#### To do:
Wherever "JSON" occurs in the entries, copy the line that holds it.

[Records from a data source]
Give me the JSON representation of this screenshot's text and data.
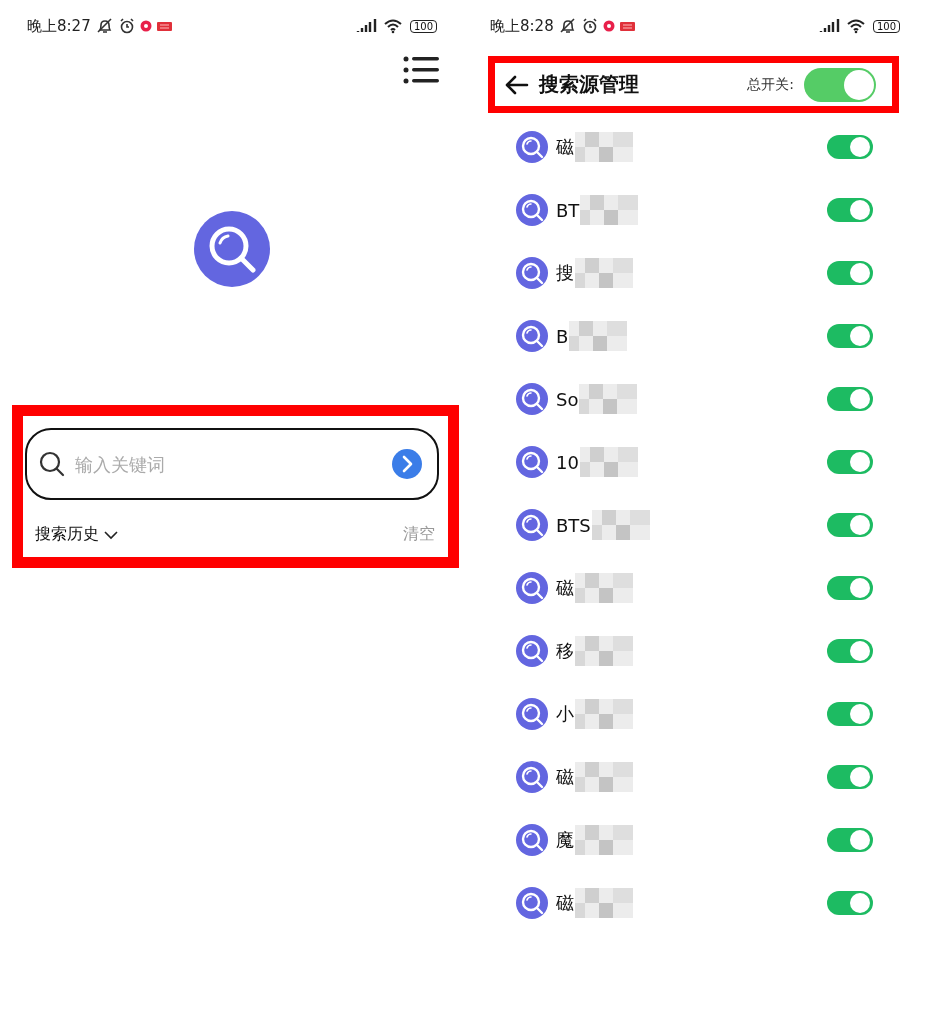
{
  "left_screen": {
    "status_bar": {
      "time": "晚上8:27",
      "battery": "100"
    },
    "search": {
      "placeholder": "输入关键词"
    },
    "history": {
      "label": "搜索历史",
      "expanded": false,
      "clear": "清空"
    }
  },
  "right_screen": {
    "status_bar": {
      "time": "晚上8:28",
      "battery": "100"
    },
    "header": {
      "title": "搜索源管理",
      "master_switch": {
        "label": "总开关:",
        "on": true
      }
    },
    "sources": [
      {
        "name": "磁",
        "on": true
      },
      {
        "name": "BT",
        "on": true
      },
      {
        "name": "搜",
        "on": true
      },
      {
        "name": "B",
        "on": true
      },
      {
        "name": "So",
        "on": true
      },
      {
        "name": "10",
        "on": true
      },
      {
        "name": "BTS",
        "on": true
      },
      {
        "name": "磁",
        "on": true
      },
      {
        "name": "移",
        "on": true
      },
      {
        "name": "小",
        "on": true
      },
      {
        "name": "磁",
        "on": true
      },
      {
        "name": "魔",
        "on": true
      },
      {
        "name": "磁",
        "on": true
      }
    ]
  }
}
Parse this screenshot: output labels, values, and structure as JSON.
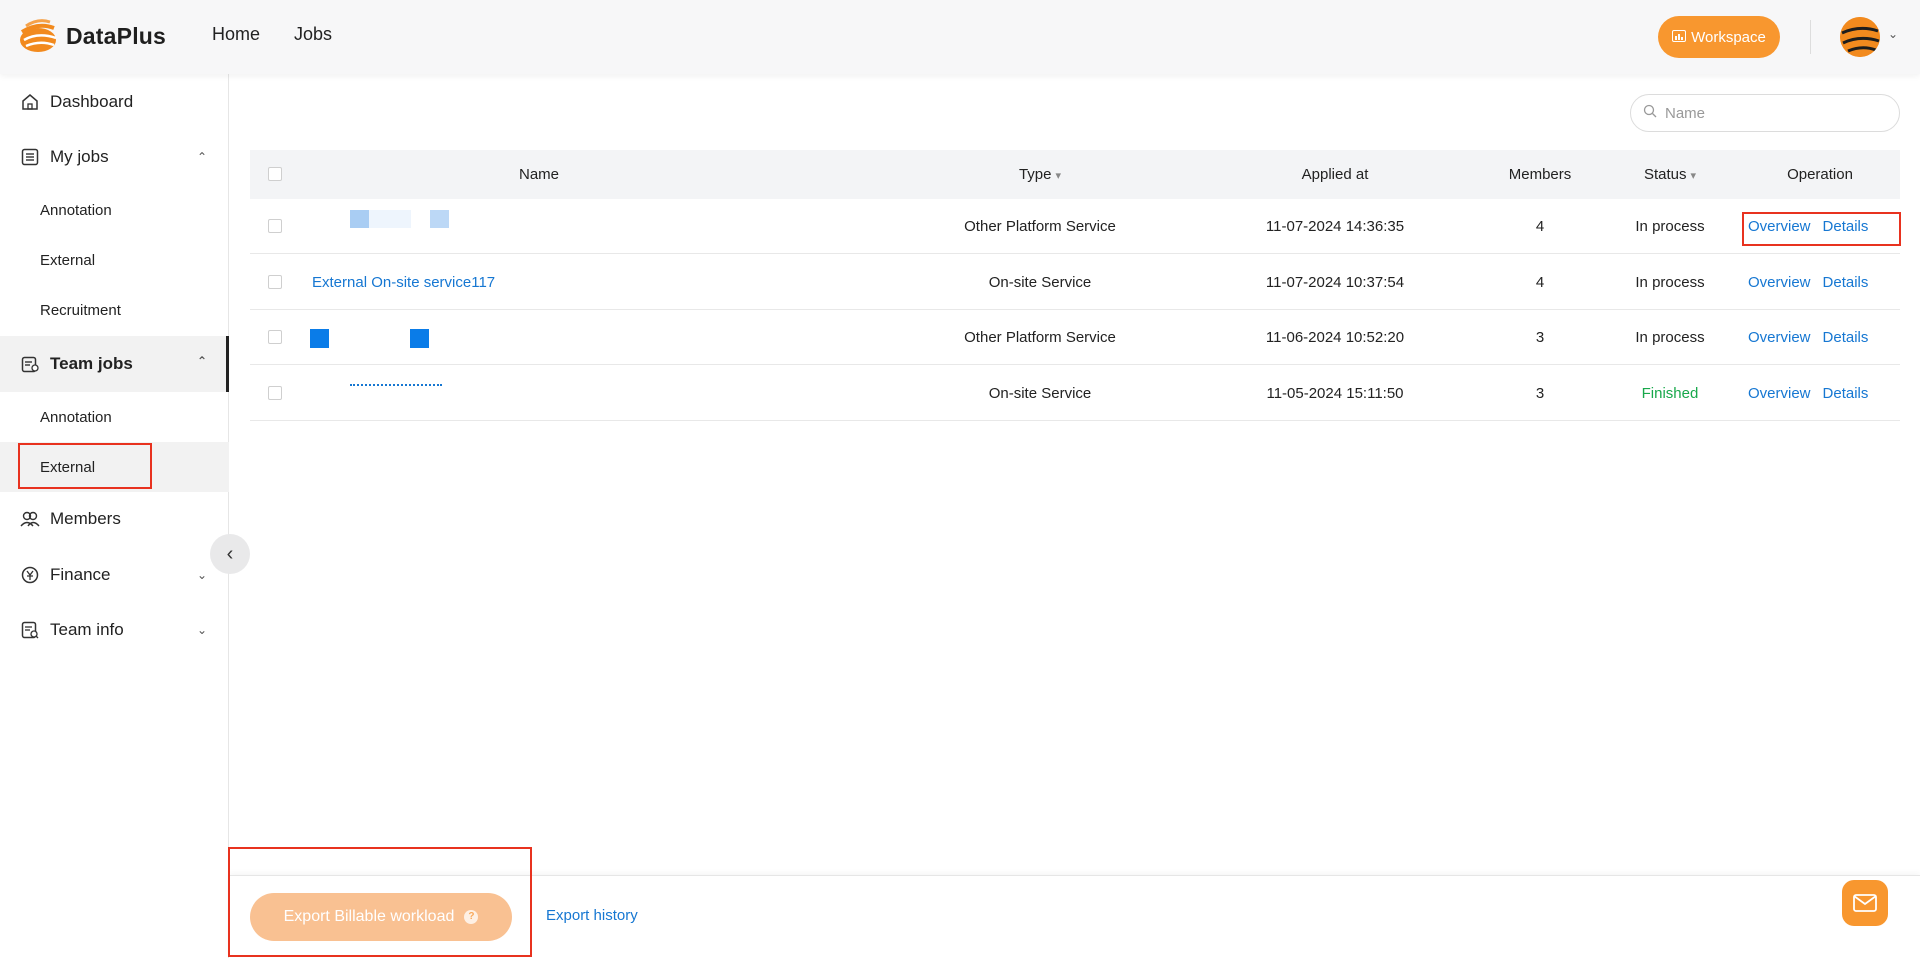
{
  "app": {
    "name": "DataPlus"
  },
  "topnav": {
    "home": "Home",
    "jobs": "Jobs"
  },
  "header": {
    "workspace_label": "Workspace"
  },
  "sidebar": {
    "dashboard": "Dashboard",
    "my_jobs": "My jobs",
    "my_jobs_items": [
      "Annotation",
      "External",
      "Recruitment"
    ],
    "team_jobs": "Team jobs",
    "team_jobs_items": [
      "Annotation",
      "External"
    ],
    "members": "Members",
    "finance": "Finance",
    "team_info": "Team info"
  },
  "search": {
    "placeholder": "Name"
  },
  "table": {
    "columns": [
      "Name",
      "Type",
      "Applied at",
      "Members",
      "Status",
      "Operation"
    ],
    "rows": [
      {
        "name": "",
        "type": "Other Platform Service",
        "applied_at": "11-07-2024 14:36:35",
        "members": "4",
        "status": "In process",
        "op1": "Overview",
        "op2": "Details"
      },
      {
        "name": "External On-site service117",
        "type": "On-site Service",
        "applied_at": "11-07-2024 10:37:54",
        "members": "4",
        "status": "In process",
        "op1": "Overview",
        "op2": "Details"
      },
      {
        "name": "",
        "type": "Other Platform Service",
        "applied_at": "11-06-2024 10:52:20",
        "members": "3",
        "status": "In process",
        "op1": "Overview",
        "op2": "Details"
      },
      {
        "name": "",
        "type": "On-site Service",
        "applied_at": "11-05-2024 15:11:50",
        "members": "3",
        "status": "Finished",
        "op1": "Overview",
        "op2": "Details"
      }
    ]
  },
  "footer": {
    "export_button": "Export Billable workload",
    "export_history": "Export history"
  },
  "colors": {
    "accent": "#f8972f",
    "link": "#1677d2",
    "finished": "#18a84b",
    "highlight": "#e8321f"
  },
  "icons": [
    "logo-icon",
    "workspace-icon",
    "avatar-icon",
    "home-icon",
    "jobs-icon",
    "team-jobs-icon",
    "members-icon",
    "finance-icon",
    "team-info-icon",
    "search-icon",
    "filter-icon",
    "collapse-icon",
    "help-icon",
    "mail-icon"
  ]
}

#### Answer section:
Give me the JSON representation of this screenshot's text and data.
Parse this screenshot: output labels, values, and structure as JSON.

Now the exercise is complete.